#### Data section ####

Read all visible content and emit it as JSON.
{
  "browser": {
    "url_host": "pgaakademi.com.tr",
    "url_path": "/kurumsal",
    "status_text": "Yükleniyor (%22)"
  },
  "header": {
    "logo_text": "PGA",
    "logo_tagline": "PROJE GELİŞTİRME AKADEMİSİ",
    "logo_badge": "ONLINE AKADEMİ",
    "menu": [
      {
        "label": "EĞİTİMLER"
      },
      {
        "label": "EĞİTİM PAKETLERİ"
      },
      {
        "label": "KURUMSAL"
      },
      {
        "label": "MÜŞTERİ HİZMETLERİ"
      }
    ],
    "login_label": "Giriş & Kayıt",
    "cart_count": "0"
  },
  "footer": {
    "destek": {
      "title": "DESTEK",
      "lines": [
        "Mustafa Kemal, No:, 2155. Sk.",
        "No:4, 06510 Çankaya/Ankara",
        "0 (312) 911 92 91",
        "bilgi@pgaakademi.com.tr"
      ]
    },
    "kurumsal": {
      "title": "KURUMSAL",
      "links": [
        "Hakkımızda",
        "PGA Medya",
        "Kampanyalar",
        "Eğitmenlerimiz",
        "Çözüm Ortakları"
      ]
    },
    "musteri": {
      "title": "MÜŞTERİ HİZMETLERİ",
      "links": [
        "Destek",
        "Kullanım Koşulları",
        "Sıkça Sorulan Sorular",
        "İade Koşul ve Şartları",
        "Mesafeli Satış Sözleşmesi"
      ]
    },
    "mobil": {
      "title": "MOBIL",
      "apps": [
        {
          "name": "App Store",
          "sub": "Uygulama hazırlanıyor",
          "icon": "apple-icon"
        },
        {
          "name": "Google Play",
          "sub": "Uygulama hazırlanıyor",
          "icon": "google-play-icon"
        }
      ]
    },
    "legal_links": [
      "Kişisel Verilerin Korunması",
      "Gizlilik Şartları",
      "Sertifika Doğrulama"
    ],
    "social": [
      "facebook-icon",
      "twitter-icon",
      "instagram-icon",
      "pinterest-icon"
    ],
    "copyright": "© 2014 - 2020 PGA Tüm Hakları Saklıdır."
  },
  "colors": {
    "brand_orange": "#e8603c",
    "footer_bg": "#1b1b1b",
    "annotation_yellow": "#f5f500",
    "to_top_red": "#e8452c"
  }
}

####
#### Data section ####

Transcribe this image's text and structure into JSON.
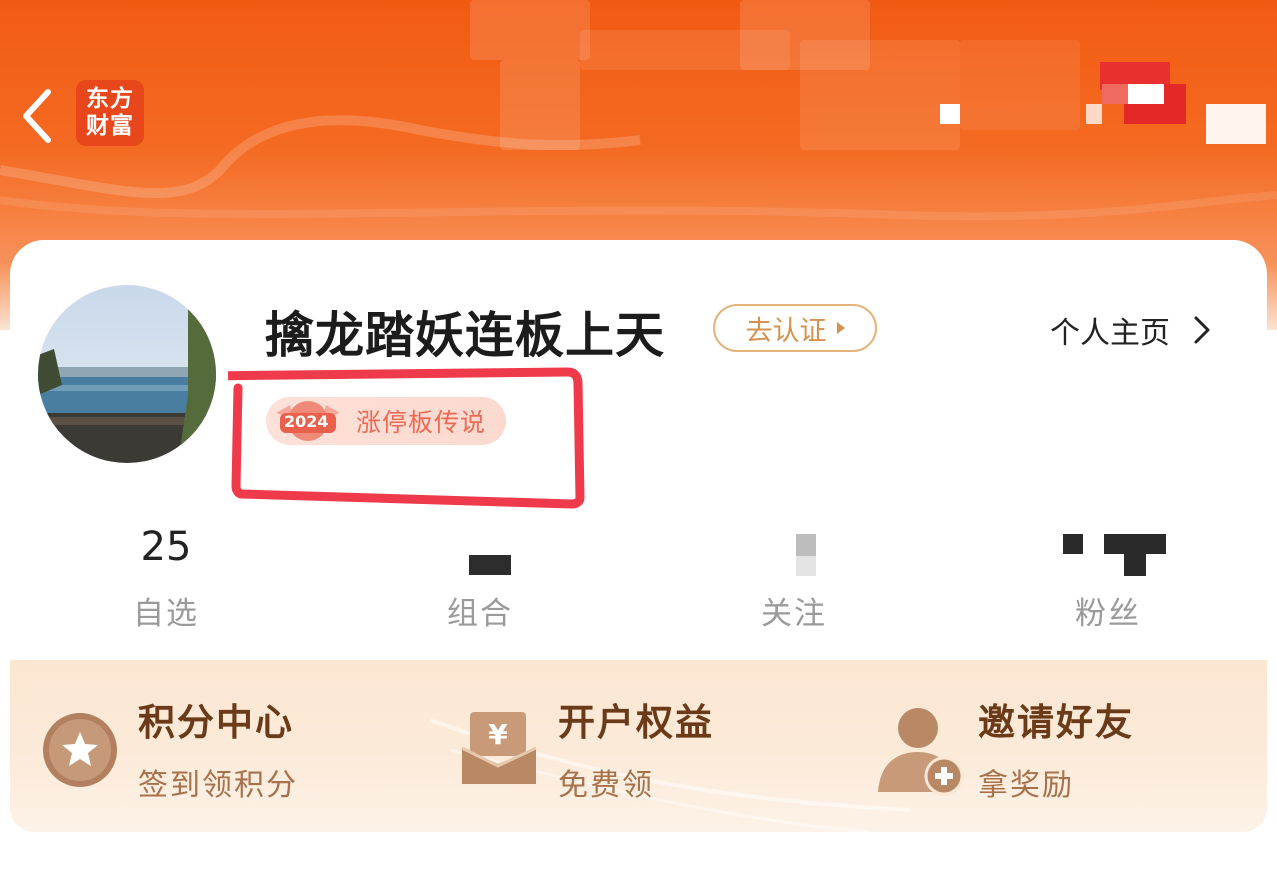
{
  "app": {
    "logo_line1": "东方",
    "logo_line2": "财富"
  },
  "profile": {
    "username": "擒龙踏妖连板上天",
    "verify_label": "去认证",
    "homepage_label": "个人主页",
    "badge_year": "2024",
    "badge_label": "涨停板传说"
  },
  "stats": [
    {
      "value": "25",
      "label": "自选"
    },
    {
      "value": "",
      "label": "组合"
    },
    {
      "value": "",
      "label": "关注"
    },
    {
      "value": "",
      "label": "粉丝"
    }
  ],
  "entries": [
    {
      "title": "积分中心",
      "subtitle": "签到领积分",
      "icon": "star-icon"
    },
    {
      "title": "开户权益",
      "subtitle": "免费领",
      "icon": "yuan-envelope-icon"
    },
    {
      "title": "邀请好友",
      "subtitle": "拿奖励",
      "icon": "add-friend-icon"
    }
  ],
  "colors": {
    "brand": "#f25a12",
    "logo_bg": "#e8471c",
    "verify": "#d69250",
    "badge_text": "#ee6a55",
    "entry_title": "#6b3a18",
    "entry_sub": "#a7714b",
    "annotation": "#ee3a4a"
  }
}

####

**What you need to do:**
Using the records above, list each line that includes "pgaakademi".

**Exercise output:**
    "url_host": "pgaakademi.com.tr",
        "bilgi@pgaakademi.com.tr"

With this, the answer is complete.